The full set of entries, reproduced exactly, is the expected answer.

▶ Entries from a dataset of interfaces:
==*==

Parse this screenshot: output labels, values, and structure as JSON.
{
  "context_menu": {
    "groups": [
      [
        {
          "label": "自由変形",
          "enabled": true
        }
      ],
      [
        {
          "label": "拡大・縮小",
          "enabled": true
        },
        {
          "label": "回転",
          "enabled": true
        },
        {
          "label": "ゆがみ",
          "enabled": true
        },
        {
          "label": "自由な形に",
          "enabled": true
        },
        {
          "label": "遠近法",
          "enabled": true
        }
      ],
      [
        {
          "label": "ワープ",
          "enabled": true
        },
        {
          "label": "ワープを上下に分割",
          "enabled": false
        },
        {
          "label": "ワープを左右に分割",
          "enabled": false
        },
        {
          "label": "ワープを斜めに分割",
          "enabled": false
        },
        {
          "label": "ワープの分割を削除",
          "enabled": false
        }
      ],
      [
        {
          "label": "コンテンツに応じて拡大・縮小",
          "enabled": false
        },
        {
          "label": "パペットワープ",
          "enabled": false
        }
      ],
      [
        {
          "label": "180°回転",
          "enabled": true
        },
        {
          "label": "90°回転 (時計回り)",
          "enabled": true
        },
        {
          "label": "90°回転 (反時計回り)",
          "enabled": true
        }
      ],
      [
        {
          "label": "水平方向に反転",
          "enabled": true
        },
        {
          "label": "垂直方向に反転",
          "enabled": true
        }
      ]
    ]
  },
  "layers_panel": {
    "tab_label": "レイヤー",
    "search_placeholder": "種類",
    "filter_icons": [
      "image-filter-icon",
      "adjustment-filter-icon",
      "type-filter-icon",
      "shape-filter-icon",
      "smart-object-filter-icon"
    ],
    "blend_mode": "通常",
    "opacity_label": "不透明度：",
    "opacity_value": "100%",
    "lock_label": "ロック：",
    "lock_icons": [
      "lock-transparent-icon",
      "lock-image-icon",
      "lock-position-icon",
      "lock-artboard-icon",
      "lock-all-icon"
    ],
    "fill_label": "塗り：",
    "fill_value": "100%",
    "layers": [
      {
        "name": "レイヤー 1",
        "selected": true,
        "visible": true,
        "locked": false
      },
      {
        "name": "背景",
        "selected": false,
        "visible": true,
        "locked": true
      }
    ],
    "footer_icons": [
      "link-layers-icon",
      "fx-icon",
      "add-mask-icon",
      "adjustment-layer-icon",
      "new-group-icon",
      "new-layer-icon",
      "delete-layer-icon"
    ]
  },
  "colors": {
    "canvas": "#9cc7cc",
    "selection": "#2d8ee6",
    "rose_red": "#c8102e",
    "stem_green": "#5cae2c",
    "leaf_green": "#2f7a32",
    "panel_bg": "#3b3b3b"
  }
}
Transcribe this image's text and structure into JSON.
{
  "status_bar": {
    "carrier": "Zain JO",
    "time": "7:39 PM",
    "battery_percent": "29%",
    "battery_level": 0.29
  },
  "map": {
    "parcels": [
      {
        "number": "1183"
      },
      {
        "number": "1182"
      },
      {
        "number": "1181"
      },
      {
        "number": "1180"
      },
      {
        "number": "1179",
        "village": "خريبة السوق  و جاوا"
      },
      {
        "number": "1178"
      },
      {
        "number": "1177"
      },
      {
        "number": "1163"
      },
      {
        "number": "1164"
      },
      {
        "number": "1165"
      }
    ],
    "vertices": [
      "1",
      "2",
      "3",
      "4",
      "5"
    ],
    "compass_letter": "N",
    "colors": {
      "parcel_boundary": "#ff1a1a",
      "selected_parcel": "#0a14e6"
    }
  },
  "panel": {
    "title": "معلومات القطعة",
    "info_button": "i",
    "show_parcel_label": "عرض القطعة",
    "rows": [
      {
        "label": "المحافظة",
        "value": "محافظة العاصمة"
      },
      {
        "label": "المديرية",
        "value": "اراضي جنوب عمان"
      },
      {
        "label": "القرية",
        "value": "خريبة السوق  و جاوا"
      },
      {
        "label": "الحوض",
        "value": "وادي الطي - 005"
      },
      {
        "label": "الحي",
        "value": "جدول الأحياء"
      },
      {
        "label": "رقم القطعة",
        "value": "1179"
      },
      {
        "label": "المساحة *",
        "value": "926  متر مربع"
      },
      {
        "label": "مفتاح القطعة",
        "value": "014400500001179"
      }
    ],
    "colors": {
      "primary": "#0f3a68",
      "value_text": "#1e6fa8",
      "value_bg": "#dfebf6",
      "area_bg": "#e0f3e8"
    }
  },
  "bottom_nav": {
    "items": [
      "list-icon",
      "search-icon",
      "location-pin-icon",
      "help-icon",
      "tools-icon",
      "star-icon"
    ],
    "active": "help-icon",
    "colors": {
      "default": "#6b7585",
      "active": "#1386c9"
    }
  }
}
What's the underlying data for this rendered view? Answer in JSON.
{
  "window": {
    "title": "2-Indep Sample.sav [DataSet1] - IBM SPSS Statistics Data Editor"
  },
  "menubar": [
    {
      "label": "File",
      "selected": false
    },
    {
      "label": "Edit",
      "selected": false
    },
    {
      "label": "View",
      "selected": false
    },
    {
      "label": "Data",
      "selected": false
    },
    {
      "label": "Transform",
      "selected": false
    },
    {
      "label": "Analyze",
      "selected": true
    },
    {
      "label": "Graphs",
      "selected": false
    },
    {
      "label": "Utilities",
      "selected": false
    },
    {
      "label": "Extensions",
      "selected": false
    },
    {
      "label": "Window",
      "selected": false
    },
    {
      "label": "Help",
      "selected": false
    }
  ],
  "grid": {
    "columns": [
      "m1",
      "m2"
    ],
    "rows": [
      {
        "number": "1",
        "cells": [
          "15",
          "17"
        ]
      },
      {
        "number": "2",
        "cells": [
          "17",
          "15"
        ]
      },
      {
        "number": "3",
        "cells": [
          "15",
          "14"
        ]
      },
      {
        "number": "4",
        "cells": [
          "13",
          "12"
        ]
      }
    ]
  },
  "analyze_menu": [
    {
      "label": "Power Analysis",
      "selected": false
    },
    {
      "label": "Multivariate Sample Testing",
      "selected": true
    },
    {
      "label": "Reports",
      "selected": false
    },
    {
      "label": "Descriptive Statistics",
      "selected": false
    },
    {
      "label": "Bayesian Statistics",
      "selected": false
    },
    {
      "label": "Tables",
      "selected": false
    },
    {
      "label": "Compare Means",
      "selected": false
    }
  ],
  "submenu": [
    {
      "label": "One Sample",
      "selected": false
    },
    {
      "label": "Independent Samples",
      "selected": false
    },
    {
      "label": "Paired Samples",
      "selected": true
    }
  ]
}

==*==

▶ Solved exercise:
Parse this screenshot: output labels, values, and structure as JSON.
{
  "context_menu": {
    "groups": [
      [
        {
          "label": "自由変形",
          "enabled": true
        }
      ],
      [
        {
          "label": "拡大・縮小",
          "enabled": true
        },
        {
          "label": "回転",
          "enabled": true
        },
        {
          "label": "ゆがみ",
          "enabled": true
        },
        {
          "label": "自由な形に",
          "enabled": true
        },
        {
          "label": "遠近法",
          "enabled": true
        }
      ],
      [
        {
          "label": "ワープ",
          "enabled": true
        },
        {
          "label": "ワープを上下に分割",
          "enabled": false
        },
        {
          "label": "ワープを左右に分割",
          "enabled": false
        },
        {
          "label": "ワープを斜めに分割",
          "enabled": false
        },
        {
          "label": "ワープの分割を削除",
          "enabled": false
        }
      ],
      [
        {
          "label": "コンテンツに応じて拡大・縮小",
          "enabled": false
        },
        {
          "label": "パペットワープ",
          "enabled": false
        }
      ],
      [
        {
          "label": "180°回転",
          "enabled": true
        },
        {
          "label": "90°回転 (時計回り)",
          "enabled": true
        },
        {
          "label": "90°回転 (反時計回り)",
          "enabled": true
        }
      ],
      [
        {
          "label": "水平方向に反転",
          "enabled": true
        },
        {
          "label": "垂直方向に反転",
          "enabled": true
        }
      ]
    ]
  },
  "layers_panel": {
    "tab_label": "レイヤー",
    "search_placeholder": "種類",
    "filter_icons": [
      "image-filter-icon",
      "adjustment-filter-icon",
      "type-filter-icon",
      "shape-filter-icon",
      "smart-object-filter-icon"
    ],
    "blend_mode": "通常",
    "opacity_label": "不透明度：",
    "opacity_value": "100%",
    "lock_label": "ロック：",
    "lock_icons": [
      "lock-transparent-icon",
      "lock-image-icon",
      "lock-position-icon",
      "lock-artboard-icon",
      "lock-all-icon"
    ],
    "fill_label": "塗り：",
    "fill_value": "100%",
    "layers": [
      {
        "name": "レイヤー 1",
        "selected": true,
        "visible": true,
        "locked": false
      },
      {
        "name": "背景",
        "selected": false,
        "visible": true,
        "locked": true
      }
    ],
    "footer_icons": [
      "link-layers-icon",
      "fx-icon",
      "add-mask-icon",
      "adjustment-layer-icon",
      "new-group-icon",
      "new-layer-icon",
      "delete-layer-icon"
    ]
  },
  "colors": {
    "canvas": "#9cc7cc",
    "selection": "#2d8ee6",
    "rose_red": "#c8102e",
    "stem_green": "#5cae2c",
    "leaf_green": "#2f7a32",
    "panel_bg": "#3b3b3b"
  }
}
Transcribe this image's text and structure into JSON.
{
  "status_bar": {
    "carrier": "Zain JO",
    "time": "7:39 PM",
    "battery_percent": "29%",
    "battery_level": 0.29
  },
  "map": {
    "parcels": [
      {
        "number": "1183"
      },
      {
        "number": "1182"
      },
      {
        "number": "1181"
      },
      {
        "number": "1180"
      },
      {
        "number": "1179",
        "village": "خريبة السوق  و جاوا"
      },
      {
        "number": "1178"
      },
      {
        "number": "1177"
      },
      {
        "number": "1163"
      },
      {
        "number": "1164"
      },
      {
        "number": "1165"
      }
    ],
    "vertices": [
      "1",
      "2",
      "3",
      "4",
      "5"
    ],
    "compass_letter": "N",
    "colors": {
      "parcel_boundary": "#ff1a1a",
      "selected_parcel": "#0a14e6"
    }
  },
  "panel": {
    "title": "معلومات القطعة",
    "info_button": "i",
    "show_parcel_label": "عرض القطعة",
    "rows": [
      {
        "label": "المحافظة",
        "value": "محافظة العاصمة"
      },
      {
        "label": "المديرية",
        "value": "اراضي جنوب عمان"
      },
      {
        "label": "القرية",
        "value": "خريبة السوق  و جاوا"
      },
      {
        "label": "الحوض",
        "value": "وادي الطي - 005"
      },
      {
        "label": "الحي",
        "value": "جدول الأحياء"
      },
      {
        "label": "رقم القطعة",
        "value": "1179"
      },
      {
        "label": "المساحة *",
        "value": "926  متر مربع"
      },
      {
        "label": "مفتاح القطعة",
        "value": "014400500001179"
      }
    ],
    "colors": {
      "primary": "#0f3a68",
      "value_text": "#1e6fa8",
      "value_bg": "#dfebf6",
      "area_bg": "#e0f3e8"
    }
  },
  "bottom_nav": {
    "items": [
      "list-icon",
      "search-icon",
      "location-pin-icon",
      "help-icon",
      "tools-icon",
      "star-icon"
    ],
    "active": "help-icon",
    "colors": {
      "default": "#6b7585",
      "active": "#1386c9"
    }
  }
}
What's the underlying data for this rendered view? Answer in JSON.
{
  "window": {
    "title": "2-Indep Sample.sav [DataSet1] - IBM SPSS Statistics Data Editor"
  },
  "menubar": [
    {
      "label": "File",
      "selected": false
    },
    {
      "label": "Edit",
      "selected": false
    },
    {
      "label": "View",
      "selected": false
    },
    {
      "label": "Data",
      "selected": false
    },
    {
      "label": "Transform",
      "selected": false
    },
    {
      "label": "Analyze",
      "selected": true
    },
    {
      "label": "Graphs",
      "selected": false
    },
    {
      "label": "Utilities",
      "selected": false
    },
    {
      "label": "Extensions",
      "selected": false
    },
    {
      "label": "Window",
      "selected": false
    },
    {
      "label": "Help",
      "selected": false
    }
  ],
  "grid": {
    "columns": [
      "m1",
      "m2"
    ],
    "rows": [
      {
        "number": "1",
        "cells": [
          "15",
          "17"
        ]
      },
      {
        "number": "2",
        "cells": [
          "17",
          "15"
        ]
      },
      {
        "number": "3",
        "cells": [
          "15",
          "14"
        ]
      },
      {
        "number": "4",
        "cells": [
          "13",
          "12"
        ]
      }
    ]
  },
  "analyze_menu": [
    {
      "label": "Power Analysis",
      "selected": false
    },
    {
      "label": "Multivariate Sample Testing",
      "selected": true
    },
    {
      "label": "Reports",
      "selected": false
    },
    {
      "label": "Descriptive Statistics",
      "selected": false
    },
    {
      "label": "Bayesian Statistics",
      "selected": false
    },
    {
      "label": "Tables",
      "selected": false
    },
    {
      "label": "Compare Means",
      "selected": false
    }
  ],
  "submenu": [
    {
      "label": "One Sample",
      "selected": false
    },
    {
      "label": "Independent Samples",
      "selected": false
    },
    {
      "label": "Paired Samples",
      "selected": true
    }
  ]
}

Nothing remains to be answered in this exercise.